It’s like I mentioned on the golf course. A bad risk would be hitting a shot that spends 50% of its’ ball flight over water with little room for error. That’s just asking to score an eight on the hole.
Another example – I’ve picked up pickleball recently… and by that I mean I’ve played twice. It’s fun, exhausting, and has allowed me to utilize all tennis muscle memory to get pretty decent, pretty quickly.
One thing I’m learning is how strategic the game becomes at the net. My tennis acumen wants to sit at the baseline and hit groundstrokes all day, but points are won in close proximity with limited reaction time.
If you can read a situation properly in pickleball as in life, you can attack when it suits you and turn a risk into a winning opportunity. Likewise, if you play timid, you’ll eventually encounter that same risk on your back foot, playing an average shot and praying I don’t bury it back into your face.

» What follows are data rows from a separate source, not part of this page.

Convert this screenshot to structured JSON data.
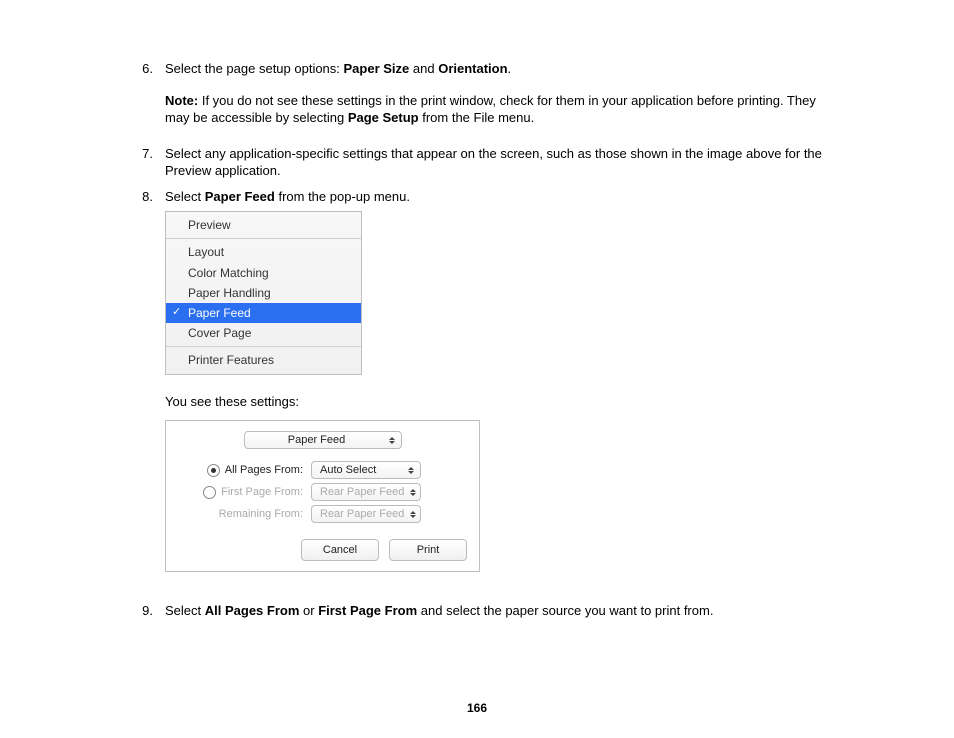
{
  "steps": {
    "s6": {
      "num": "6.",
      "text_a": "Select the page setup options: ",
      "b1": "Paper Size",
      "mid": " and ",
      "b2": "Orientation",
      "text_b": "."
    },
    "note": {
      "label": "Note:",
      "text_a": " If you do not see these settings in the print window, check for them in your application before printing. They may be accessible by selecting ",
      "b1": "Page Setup",
      "text_b": " from the File menu."
    },
    "s7": {
      "num": "7.",
      "text": "Select any application-specific settings that appear on the screen, such as those shown in the image above for the Preview application."
    },
    "s8": {
      "num": "8.",
      "text_a": "Select ",
      "b1": "Paper Feed",
      "text_b": " from the pop-up menu."
    },
    "lead": "You see these settings:",
    "s9": {
      "num": "9.",
      "text_a": "Select ",
      "b1": "All Pages From",
      "mid": " or ",
      "b2": "First Page From",
      "text_b": " and select the paper source you want to print from."
    }
  },
  "menu": {
    "preview": "Preview",
    "layout": "Layout",
    "color": "Color Matching",
    "handling": "Paper Handling",
    "feed": "Paper Feed",
    "cover": "Cover Page",
    "features": "Printer Features"
  },
  "panel": {
    "top_select": "Paper Feed",
    "all_label": "All Pages From:",
    "all_value": "Auto Select",
    "first_label": "First Page From:",
    "first_value": "Rear Paper Feed",
    "remain_label": "Remaining From:",
    "remain_value": "Rear Paper Feed",
    "cancel": "Cancel",
    "print": "Print"
  },
  "page_number": "166"
}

I would apologize, though. It’s a gentlemen’s game.
The Little Win*
Creating a plan is essential to identifying areas where you can turn risk into success.
Perhaps asking you to revamp and plan your business, team, or (quite frankly) yourself, is too overwhelming. Let’s start with this:
Look at your schedule for the next week. What does it look like? Perhaps it’s not as demanding as it normally might be due to COVID.
Attempt to block out your schedule into a weekly rhythm. If you’ve been sleeping from 11:00 pm to 7:00 am everyday, block it out. If taking the dog for a walk at 5:30 pm is a thing, put it down.
Once you’ve got your week blocked out, begin keeping track of how you kept to that plan. Make notes on what timing was idealistic and in what ways you held firm. Revamp for the next week and try it again for a total of one month.
This process is flexing your adaptation muscle.
Naturally, our schedules will change. The key in this process is to derive as much value from the adjustment and focus on efficiency.
Give it a try and let me know how it goes.
*The Little Win is a call-to-action that helps us become the best version of ourselves.
Thanks for reading!
Creating Future Wins is my blog about life, leadership, and lacrosse. My heart is to create a mixture of writing that you can’t find anywhere else and I’d love for you to be a part of this journey. Hit that subscribe button and of course, if you value what I’m doing here, I’d love for you to subscribe to my premium content.